What the task requires: Your answer should be each line of the entries that contains the word "this", copied in full.

Material provided:
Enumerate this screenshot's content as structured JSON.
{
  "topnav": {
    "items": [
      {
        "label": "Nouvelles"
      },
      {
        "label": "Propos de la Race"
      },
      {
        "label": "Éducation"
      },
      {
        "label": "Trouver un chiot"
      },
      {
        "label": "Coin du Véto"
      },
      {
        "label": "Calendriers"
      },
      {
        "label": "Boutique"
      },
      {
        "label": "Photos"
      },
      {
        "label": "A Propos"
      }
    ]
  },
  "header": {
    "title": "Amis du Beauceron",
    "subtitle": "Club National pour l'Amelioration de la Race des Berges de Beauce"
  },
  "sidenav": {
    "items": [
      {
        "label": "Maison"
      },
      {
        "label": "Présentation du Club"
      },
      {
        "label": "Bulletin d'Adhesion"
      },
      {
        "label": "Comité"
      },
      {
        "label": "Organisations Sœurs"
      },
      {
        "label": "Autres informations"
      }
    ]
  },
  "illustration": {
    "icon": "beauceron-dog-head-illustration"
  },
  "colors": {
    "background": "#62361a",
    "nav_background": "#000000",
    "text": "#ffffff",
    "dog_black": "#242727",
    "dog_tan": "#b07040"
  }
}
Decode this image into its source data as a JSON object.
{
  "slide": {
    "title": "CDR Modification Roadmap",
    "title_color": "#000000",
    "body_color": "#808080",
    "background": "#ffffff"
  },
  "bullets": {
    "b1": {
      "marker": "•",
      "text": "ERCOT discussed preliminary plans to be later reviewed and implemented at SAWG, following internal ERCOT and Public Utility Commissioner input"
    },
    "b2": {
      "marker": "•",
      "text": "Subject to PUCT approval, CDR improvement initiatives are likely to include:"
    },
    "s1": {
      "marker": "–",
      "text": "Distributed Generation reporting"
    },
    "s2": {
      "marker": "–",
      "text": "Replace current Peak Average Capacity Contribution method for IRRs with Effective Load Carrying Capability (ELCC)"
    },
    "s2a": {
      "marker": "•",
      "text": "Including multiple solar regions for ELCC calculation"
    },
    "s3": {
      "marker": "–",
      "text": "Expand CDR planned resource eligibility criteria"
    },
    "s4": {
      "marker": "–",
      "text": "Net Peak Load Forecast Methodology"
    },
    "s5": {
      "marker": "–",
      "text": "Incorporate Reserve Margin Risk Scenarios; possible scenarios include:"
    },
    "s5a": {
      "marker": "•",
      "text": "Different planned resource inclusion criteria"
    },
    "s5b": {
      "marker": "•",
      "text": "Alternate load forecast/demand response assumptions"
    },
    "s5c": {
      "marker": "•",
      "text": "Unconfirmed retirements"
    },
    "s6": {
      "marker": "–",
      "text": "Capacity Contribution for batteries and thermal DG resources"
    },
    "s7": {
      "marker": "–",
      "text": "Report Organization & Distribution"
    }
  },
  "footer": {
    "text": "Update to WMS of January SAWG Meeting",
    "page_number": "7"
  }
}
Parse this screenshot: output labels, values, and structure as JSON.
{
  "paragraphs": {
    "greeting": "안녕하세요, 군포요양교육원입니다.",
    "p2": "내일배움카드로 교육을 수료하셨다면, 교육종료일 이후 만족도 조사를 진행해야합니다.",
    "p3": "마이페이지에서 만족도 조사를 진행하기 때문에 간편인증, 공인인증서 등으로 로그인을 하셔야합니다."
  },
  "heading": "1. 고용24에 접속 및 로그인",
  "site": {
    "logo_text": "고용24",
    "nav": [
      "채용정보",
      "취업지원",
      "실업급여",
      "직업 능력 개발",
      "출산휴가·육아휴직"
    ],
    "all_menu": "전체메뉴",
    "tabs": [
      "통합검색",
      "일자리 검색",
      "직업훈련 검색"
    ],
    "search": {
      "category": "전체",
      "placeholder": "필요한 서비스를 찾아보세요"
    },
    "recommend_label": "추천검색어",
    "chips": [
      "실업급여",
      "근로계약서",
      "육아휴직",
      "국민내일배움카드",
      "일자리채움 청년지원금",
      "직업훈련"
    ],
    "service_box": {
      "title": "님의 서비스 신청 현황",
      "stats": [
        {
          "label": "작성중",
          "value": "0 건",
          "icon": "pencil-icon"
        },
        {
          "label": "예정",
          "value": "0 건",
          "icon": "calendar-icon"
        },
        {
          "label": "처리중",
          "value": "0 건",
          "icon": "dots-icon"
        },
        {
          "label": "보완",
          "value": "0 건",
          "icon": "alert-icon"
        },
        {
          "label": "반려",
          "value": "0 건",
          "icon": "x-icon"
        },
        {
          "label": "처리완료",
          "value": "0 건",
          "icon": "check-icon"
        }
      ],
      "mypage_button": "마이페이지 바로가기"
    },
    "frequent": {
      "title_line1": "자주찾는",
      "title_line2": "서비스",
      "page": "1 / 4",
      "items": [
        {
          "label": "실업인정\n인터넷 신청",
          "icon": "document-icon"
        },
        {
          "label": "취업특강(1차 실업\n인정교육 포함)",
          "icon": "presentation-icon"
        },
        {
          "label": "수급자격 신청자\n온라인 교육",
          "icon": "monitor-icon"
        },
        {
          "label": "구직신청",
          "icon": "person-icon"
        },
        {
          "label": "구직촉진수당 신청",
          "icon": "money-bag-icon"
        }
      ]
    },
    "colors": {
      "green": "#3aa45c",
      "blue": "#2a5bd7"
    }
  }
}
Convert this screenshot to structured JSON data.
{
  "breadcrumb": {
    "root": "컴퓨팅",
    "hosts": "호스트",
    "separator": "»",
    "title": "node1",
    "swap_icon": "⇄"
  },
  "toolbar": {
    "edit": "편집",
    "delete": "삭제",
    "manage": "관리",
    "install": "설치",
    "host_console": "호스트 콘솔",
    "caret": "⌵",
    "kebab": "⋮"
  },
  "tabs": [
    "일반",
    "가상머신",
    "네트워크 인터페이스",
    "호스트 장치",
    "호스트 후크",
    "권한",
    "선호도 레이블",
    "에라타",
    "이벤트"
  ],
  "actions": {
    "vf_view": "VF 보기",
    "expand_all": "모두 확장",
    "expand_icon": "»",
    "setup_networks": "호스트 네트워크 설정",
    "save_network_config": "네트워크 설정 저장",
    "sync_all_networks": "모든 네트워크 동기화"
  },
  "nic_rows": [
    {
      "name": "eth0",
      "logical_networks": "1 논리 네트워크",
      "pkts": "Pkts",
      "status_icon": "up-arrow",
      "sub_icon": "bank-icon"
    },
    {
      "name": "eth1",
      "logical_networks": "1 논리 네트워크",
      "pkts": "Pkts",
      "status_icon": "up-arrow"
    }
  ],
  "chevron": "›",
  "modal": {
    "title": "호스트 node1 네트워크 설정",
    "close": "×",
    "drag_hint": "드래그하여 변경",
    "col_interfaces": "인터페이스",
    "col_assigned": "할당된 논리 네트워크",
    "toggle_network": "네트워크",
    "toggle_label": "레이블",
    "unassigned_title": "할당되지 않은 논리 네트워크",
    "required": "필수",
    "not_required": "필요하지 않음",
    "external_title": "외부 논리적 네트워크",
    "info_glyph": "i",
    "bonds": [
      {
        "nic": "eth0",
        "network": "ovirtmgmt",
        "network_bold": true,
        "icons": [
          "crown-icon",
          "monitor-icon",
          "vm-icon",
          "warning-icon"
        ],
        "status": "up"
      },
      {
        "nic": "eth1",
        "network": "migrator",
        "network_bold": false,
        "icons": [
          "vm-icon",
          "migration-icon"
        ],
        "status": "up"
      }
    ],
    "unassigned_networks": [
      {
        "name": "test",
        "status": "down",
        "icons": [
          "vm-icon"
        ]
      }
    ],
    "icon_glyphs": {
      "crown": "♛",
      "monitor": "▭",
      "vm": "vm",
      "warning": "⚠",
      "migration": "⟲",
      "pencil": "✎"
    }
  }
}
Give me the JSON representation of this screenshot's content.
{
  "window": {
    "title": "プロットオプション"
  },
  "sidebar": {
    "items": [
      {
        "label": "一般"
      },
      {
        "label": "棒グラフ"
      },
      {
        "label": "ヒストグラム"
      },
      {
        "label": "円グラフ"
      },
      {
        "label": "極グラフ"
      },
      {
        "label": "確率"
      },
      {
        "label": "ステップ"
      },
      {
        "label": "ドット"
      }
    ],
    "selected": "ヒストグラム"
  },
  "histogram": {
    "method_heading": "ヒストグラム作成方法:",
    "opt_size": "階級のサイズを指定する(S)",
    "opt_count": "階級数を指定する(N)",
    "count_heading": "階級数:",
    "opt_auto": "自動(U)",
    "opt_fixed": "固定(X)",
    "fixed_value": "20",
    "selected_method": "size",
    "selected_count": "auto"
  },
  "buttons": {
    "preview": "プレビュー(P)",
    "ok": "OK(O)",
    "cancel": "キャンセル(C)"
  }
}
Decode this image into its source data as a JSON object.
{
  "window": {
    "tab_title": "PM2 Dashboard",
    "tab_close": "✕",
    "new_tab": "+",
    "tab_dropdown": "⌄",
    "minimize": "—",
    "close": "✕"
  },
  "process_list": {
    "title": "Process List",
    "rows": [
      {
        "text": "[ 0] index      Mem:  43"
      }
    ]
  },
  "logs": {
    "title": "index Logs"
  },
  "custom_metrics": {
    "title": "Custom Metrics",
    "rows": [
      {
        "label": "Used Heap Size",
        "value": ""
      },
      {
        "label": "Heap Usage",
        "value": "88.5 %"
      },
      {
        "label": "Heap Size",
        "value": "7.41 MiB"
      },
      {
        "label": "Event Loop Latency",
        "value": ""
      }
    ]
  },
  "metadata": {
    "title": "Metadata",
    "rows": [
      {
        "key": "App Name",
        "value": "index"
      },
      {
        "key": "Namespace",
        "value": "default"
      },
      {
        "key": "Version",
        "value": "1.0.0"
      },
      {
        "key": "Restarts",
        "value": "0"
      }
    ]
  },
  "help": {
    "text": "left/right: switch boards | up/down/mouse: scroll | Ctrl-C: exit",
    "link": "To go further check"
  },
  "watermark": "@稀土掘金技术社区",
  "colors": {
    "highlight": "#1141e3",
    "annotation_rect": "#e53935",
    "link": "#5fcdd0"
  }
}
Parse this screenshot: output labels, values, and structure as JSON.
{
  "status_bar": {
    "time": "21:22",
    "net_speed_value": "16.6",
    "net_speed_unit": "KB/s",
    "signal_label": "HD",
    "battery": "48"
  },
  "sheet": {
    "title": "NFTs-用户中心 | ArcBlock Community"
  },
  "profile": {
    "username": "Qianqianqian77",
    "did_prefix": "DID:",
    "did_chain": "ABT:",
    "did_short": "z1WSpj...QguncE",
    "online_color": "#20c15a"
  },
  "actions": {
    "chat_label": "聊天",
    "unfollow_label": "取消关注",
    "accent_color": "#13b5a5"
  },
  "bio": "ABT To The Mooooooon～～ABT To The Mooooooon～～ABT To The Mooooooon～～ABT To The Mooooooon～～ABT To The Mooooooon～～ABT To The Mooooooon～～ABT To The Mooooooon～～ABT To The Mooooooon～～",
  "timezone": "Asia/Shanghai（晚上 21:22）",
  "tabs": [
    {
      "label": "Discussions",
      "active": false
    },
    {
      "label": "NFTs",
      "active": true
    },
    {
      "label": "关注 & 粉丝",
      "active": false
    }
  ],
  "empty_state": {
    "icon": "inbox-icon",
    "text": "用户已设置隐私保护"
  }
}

Exercise solution:
Enumerate this screenshot's content as structured JSON.
Decode this image into its source data as a JSON object.
Parse this screenshot: output labels, values, and structure as JSON.
Convert this screenshot to structured JSON data.
Give me the JSON representation of this screenshot's content.
Decode this image into its source data as a JSON object.
Parse this screenshot: output labels, values, and structure as JSON.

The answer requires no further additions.